But, Veerapan is unable to stem the tide of events as they meet again and MGR brings her into politics and into the AIADMK, known in the film as MTMK. It is here that ‘Thailavii’ starts to drag as the director shows how Jayalalithaa did great things to obliterate hunger in children through mid-day meals and emerges as the succour of the poor and deprived of the state, with a rousing song playing in the background.
MGR’s death in the film, and the subsequent political events that unfold hold no depth. The worst hand is dealt to the tall leader, the wily K Karunanidhi, played by Nasser. Besides archly lifting one eyebrow and making a grand statement that “it was not right what happened” to Jayalalithaa in the state assembly, he doesn’t have much of a presence in the movie. “This is a black day in the history of politics,” he says grimly about the attack on her. Probably, with a premonition that he had woken a beast and knew she would end up tormenting him for the rest of his political career.

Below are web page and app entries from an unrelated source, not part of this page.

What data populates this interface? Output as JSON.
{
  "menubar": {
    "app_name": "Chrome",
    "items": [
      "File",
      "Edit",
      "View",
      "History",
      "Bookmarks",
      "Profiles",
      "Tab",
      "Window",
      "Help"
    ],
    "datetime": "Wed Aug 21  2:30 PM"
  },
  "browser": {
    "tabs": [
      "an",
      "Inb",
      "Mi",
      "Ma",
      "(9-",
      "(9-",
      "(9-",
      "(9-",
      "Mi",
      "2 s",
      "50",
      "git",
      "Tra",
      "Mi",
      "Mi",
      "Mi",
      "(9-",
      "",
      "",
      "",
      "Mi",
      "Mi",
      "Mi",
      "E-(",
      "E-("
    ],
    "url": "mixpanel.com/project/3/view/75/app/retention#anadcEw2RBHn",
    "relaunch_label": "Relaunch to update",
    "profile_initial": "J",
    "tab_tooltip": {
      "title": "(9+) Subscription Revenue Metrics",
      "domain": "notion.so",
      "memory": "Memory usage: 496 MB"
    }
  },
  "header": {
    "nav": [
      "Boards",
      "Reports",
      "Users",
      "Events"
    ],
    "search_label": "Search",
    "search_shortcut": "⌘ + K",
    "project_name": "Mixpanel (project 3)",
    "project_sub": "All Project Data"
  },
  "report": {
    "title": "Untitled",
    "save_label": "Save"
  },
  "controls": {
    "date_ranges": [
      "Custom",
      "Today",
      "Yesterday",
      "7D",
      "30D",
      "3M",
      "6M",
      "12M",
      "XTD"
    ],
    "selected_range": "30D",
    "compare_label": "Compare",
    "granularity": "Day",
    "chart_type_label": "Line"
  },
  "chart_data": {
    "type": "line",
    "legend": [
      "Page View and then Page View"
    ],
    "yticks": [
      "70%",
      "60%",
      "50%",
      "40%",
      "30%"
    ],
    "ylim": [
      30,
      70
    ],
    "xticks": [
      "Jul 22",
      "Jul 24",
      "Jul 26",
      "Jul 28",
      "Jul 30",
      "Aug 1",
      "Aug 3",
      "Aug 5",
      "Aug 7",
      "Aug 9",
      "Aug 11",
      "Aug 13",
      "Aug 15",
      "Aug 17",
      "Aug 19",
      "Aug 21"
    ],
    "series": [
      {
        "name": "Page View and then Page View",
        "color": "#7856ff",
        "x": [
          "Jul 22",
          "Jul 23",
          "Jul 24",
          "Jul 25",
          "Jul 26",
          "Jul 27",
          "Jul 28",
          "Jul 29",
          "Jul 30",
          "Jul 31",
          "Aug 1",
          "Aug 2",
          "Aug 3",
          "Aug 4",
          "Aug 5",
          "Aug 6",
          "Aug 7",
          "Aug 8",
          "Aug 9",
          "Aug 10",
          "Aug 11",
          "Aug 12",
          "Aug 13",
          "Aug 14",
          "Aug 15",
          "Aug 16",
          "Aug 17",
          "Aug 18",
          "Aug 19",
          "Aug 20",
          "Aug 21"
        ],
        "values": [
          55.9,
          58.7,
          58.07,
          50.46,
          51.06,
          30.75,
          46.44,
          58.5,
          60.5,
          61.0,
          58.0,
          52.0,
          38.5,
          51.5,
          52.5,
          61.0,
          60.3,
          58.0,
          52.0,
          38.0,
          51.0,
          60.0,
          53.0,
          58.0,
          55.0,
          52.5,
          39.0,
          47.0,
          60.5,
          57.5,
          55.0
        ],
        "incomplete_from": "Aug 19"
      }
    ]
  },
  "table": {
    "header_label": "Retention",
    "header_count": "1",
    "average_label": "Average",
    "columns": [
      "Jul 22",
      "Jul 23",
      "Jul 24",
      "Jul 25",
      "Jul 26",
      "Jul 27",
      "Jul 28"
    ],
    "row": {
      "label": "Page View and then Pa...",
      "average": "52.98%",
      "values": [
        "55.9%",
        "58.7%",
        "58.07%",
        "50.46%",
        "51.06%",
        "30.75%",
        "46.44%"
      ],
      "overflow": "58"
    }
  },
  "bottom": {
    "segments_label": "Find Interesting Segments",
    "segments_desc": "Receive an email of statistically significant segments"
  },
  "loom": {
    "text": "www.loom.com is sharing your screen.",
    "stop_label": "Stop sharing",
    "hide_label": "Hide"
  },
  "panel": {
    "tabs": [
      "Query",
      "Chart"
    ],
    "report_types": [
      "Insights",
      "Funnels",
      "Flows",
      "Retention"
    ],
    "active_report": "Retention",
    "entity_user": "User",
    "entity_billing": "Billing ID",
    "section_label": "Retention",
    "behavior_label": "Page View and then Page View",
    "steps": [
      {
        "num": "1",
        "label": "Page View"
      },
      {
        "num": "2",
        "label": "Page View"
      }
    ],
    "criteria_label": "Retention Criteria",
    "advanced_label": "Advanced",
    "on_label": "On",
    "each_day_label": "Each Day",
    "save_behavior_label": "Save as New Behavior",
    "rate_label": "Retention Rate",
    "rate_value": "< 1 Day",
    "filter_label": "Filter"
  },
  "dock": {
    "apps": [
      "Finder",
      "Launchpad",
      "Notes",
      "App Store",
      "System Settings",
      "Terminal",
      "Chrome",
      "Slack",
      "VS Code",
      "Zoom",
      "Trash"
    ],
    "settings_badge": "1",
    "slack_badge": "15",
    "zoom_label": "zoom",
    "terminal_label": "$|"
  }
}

Bollywood actor Bhaygashree as Kangana’s mother and Madhu as MGR’s wife Janaki, hardly have any screen time to talk about. The film has been written by Rajat Arora of “Dirty Picture” (which again did not do justice to Silk Smitha) fame and has no great dialogues to speak off considering that Karunanidhi prided himself on his poetic comebacks.
Kangana’s acting in the second half falls flat as she strives hard to portray righteous anger, pathos and don Jayalalithaa’s imperious look. There is a scene, in which she delivers a speech in Rajya Sabha in ‘perfect’ English that ostensibly left Mrs Gandhi and her son Rajiv Gandhi stunned, says the film. It turns out to be ludicrous rather than dramatic.
Incidentally, MGR had nominated Jayalalithaa to Rajya Sabha giving her seat Number 185 in the Upper House, which was once occupied by the late leader CN Annadurai, when he was an MP in 1963.
Jayalalithaa’s life was marked by ups and downs and there was even a rumoured marriage with Telugu actor Shobhan Babu, which was never proved. But Jayalalithaa’s controversial life, which continues to excite morbid interest is bound to attract filmmakers. There’s ostensibly another Jaya biopic on the way to be directed by Priyadarshan and there’s talk of a sequel to ‘Thailavii’. This is probably where Chinnamma (Jayalalithaa’s close aide Sasikala) will get to play a more prominent role since you have to look hard to spot her in this film.
The Hindi version of ‘Thailavii’ is streaming on Netflix.